OBJECTIVES: To assess the prevalence of medical home infrastructure among primary care practices for children and identify practice characteristics associated with medical home infrastructure.
METHODS: Cross-sectional analysis of restricted data files from 2007 and 2008 of the National Ambulatory Medical Care Survey. We mapped survey items to the 2011 National Committee on Quality Assurance’s Patient-Centered Medical home standards. Points were awarded for each “passed” element based on National Committee for Quality Assurance scoring, and we then calculated the percentage of the total possible points met for each practice. We used multivariate linear regression to assess associations between practice characteristics and the percentage of medical home infrastructure points attained.
RESULTS: On average, pediatric practices attained 38% (95% confidence interval 34%–41%) of medical home infrastructure points, and family/general practices attained 36% (95% confidence interval 33%–38%). Practices scored higher on medical home elements related to direct patient care (eg, providing comprehensive health assessments) and lower in areas highly dependent on health information technology (eg, computerized prescriptions, test ordering, laboratory result viewing, or quality of care measurement and reporting). In multivariate analyses, smaller practice size was significantly associated with lower infrastructure scores. Practice ownership, urban versus rural location, and proportion of visits covered by public insurers were not consistently associated with a practice’s infrastructure score.
CONCLUSIONS: Medical home programs need effective approaches to support practice transformation in the small practices that provide the vast majority of the primary care for children in the United States.
- CI —
- confidence interval
- NAMCS —
- National Ambulatory Medical Care Survey
- NCQA —
- National Committee for Quality Assurance
- PCMH —

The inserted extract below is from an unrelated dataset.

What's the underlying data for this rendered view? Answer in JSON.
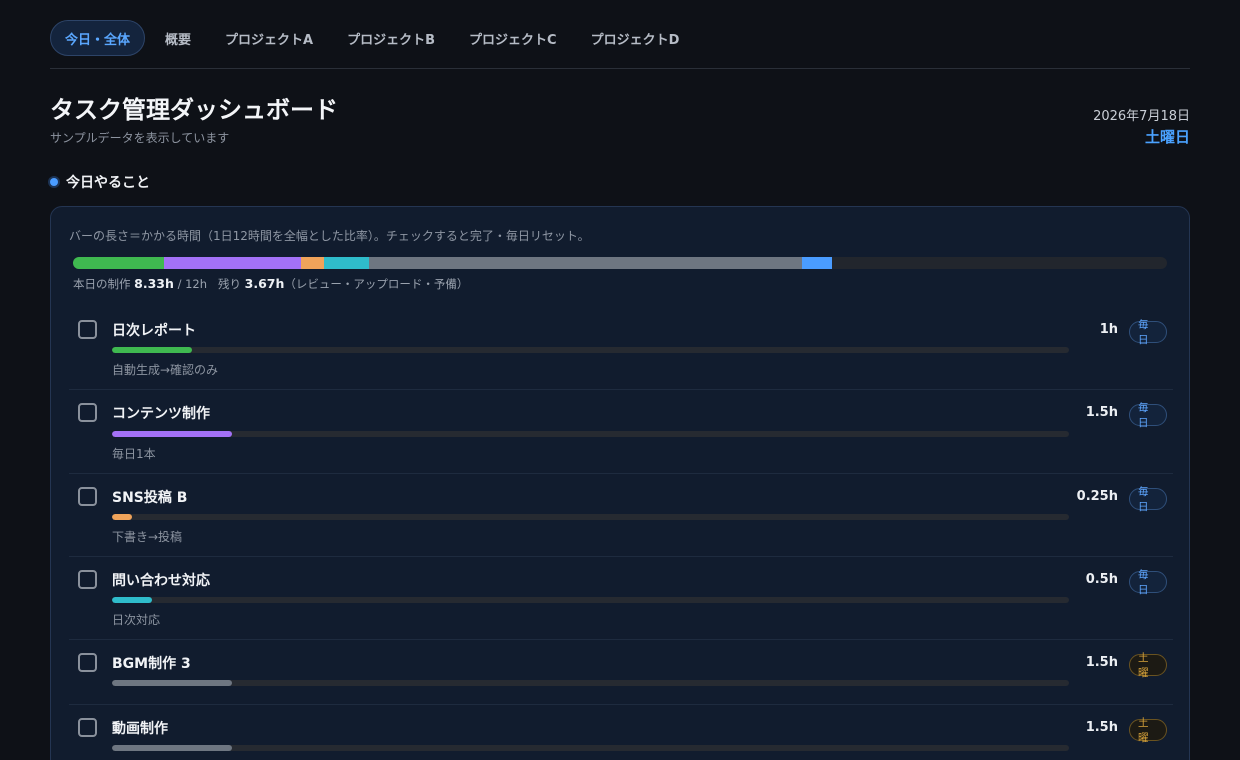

- patient-centered medical home
- SCHIP —
- State Children’s Health Insurance Program
- Accepted October 25, 2012.
- Copyright © 2013 by the American Academy of Pediatrics